Growing up in a Washington Heights apartment with three strong women pretty much made the emergence of the Women’s Lib movement a no-brainer. I had been coached on all the key tenets of feminism most of my life, not only through my mom, grandmother and sister, but from an extremely liberal father. Three out of these four folks also had been blessed with the excessive humor gene, so, early on, I learned that if one truly wanted to make a point amongst the throngs of the unwashed, do it with wit – or, at the very least, with a modicum of entertainment.
Flash-forward to receiving a press release from Glitterati Incorporated, a publishing house specializing in the dying genre of beautifully produced coffee-table books: “In chaotically stunning portraits, HER [by photographer Marjorie Salvaterra] captures the inner struggles of every woman. The stunning black-and-white images truly allows rage, encourages body acceptance, explores creativity, and essentially breaks the facade of female perfection and provides insights into the pressures that women face every day.” YIKES. Don’t know about women, but I was starting to feel pressure, the kind when one’s windpipe slowly closes before everything goes dark.
Admirable as this might be to many, HER (subtitled Meditations on Being Female), sure didn’t sound like my cup of reviewing tea. I wanted to immediately contact the publishers, enclosing the link to my last piece, a dichotomy on the pleasures of Rudy Ray Moore’s Dolemite. But instead I bravely scrolled down and clicked open the enclosed sample images.
And, at once, my demeanor changed. In fact, I burst out laughing. The first visual (entitled Him) was the featured image chosen for this review (see above), the ultimate comment on every bad, dull, boring and “two fingers down the throat” relationship. The subsequent shots were equally fetching, and, as quick as my anxious digits could hit reply, I contacted the Glitterati rep, instructing her to send me a copy ASAP. The rest is HERstory.
They say you can’t judge a book by its cover; that’s doubly true for a press release. While awaiting the arrival of this wise tome, I decided to research its author.
Marjorie Salvaterra, I was delighted to learn (although it’s obvious from viewing her work), is an avid movie buff. Actually, her start as a photographer began during a stint on motion picture location in Morocco. I would love to know more about this, and, should the opportunity arise, will pursue the specifics of this adventure.

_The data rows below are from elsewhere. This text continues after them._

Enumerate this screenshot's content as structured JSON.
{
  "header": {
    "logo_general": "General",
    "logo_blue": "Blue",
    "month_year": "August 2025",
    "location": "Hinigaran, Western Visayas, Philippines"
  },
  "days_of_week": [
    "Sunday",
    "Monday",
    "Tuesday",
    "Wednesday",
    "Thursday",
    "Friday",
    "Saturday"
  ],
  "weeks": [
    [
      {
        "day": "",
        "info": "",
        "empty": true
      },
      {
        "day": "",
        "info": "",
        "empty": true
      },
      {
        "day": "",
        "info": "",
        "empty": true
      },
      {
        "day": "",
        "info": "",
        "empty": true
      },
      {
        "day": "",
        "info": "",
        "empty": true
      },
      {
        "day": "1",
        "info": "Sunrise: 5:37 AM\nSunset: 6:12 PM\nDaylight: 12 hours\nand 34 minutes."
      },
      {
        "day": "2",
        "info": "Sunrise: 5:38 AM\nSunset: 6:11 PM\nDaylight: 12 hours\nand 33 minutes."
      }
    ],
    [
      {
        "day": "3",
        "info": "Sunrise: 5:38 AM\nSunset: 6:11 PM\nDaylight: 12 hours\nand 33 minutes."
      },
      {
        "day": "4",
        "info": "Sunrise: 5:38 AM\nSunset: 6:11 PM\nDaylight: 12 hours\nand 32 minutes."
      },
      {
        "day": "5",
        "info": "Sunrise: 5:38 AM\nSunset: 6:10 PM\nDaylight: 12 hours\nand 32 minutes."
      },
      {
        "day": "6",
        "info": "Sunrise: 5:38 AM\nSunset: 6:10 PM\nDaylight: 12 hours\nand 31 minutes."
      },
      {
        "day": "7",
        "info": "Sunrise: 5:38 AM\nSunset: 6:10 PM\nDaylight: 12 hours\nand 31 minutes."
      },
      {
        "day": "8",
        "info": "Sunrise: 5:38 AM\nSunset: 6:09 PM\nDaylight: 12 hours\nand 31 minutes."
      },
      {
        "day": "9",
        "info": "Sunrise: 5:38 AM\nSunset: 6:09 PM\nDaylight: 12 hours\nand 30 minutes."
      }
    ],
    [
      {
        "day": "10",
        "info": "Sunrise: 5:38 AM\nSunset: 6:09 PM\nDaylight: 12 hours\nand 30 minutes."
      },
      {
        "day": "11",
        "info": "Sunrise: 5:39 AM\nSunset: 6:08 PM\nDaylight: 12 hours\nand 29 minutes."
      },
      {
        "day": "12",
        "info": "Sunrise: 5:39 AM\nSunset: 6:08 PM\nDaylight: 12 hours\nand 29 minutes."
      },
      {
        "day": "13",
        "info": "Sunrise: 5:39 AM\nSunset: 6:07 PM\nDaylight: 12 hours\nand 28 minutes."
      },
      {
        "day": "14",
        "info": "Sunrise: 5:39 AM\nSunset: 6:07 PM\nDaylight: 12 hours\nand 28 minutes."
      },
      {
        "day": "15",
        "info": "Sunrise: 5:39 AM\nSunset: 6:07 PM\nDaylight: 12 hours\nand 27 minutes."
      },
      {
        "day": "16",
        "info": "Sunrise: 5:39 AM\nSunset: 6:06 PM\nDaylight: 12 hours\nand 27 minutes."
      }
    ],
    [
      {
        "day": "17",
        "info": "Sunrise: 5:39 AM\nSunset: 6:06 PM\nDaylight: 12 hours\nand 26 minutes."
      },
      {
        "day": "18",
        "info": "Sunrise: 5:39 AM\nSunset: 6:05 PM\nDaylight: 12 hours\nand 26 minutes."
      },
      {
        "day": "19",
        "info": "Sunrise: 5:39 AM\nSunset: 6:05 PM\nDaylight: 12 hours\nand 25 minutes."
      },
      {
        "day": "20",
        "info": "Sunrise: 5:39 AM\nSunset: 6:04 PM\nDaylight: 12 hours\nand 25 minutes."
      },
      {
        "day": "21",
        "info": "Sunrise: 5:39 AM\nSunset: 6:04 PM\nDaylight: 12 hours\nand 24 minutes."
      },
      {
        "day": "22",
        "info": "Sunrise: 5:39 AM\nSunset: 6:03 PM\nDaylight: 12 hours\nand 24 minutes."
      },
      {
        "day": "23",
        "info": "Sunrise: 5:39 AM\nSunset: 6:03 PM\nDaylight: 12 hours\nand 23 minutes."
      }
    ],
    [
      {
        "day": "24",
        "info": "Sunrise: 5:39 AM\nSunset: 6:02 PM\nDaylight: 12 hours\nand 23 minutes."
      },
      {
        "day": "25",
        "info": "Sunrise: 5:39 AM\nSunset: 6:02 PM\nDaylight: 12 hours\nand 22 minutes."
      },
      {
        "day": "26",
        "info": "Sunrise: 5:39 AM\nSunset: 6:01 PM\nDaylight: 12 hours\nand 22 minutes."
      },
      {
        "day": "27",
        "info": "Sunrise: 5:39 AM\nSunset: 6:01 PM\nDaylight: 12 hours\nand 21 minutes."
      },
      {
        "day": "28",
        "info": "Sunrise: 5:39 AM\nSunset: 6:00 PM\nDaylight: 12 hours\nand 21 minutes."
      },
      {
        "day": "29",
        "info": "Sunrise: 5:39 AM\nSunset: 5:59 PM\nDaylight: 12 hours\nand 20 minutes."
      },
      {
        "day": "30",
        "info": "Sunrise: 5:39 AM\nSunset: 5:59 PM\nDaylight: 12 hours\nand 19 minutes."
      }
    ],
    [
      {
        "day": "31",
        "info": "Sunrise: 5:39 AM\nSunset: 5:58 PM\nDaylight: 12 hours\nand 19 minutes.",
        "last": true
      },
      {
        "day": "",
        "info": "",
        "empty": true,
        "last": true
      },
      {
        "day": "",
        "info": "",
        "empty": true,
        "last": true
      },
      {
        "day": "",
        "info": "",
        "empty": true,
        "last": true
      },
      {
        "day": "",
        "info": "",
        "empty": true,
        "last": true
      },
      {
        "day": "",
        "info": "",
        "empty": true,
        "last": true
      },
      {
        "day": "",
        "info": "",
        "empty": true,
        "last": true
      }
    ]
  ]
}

Not surprisingly, Salvaterra’s unique eye soon caught the more savvy members of various museum directors, who championed her art. In her pseudo-snarky intro, she admits that “When I first began this project, I assumed most people would think I had lost my mind.” As if that’s a bad thing!
Again, not surprisingly, many of the compositions reflect classic cinema, especially Fellini, ca. the La Dolce Vita/8 ½ era. But, whether she’s aware of it or not, Salvaterra has also touched (albeit peripherally) upon the graphic offerings of other Italian filmmakers, including Dario Argento (Old Venice, She Goes On and On and On, You Can Pray or You Can Worry could have been lifted out of Suspira and Inferno) and even George Romero (Lesson in Realism resembles the female zombie answer to Lillith Fair). But it don’t stop there, my fellow cineastes. Push (at least to me) recalls a revisionist approach to Keaton’s Seven Chances and The Inevitable brings to mind the most famous image from Mankiewicz’s Suddenly, Last Summer.
But let your taste be your own guide; throughout the 144 lavish glossy pages are 75 of Salvaterra’s prime addictive creations (some accessible via deluxe foldouts), each boldly, merrily skipping along the Plath to inspired insanity.
Some of my favorites are included below, and comprise Sheila’s Leap of Faith, wherein the author’s model of choice dances with glee through a tsunami of Jacqueline Susann dolls; Sheila’s shielding herself with an umbrella at last brilliantly draws the fine line between Gene Kelly and Judy Garland. Sheila Goes to Market fastidiously captures the housewife grocery experience in all its Stepford glory (and in early/mid-1960s garb). And Mother Two chronicles that undeniable special bond between mater and daughter.
Okay, see what I mean? I love this book. I kinda wish that there was a 2017 HER calendar in the works; however, until then, this smart and in-your-face funny volume will heartily suffice. And now that we actually have a coffee table at Manse Neuhaus, that’s exactly where HER shall reside.
HER. 144 pages. 8 15/16 x 11 7/8. Hardcover. 75 black-and-white photographs. Glitterati Incorporated. ISBN: 978-1-943876-10-5. $50.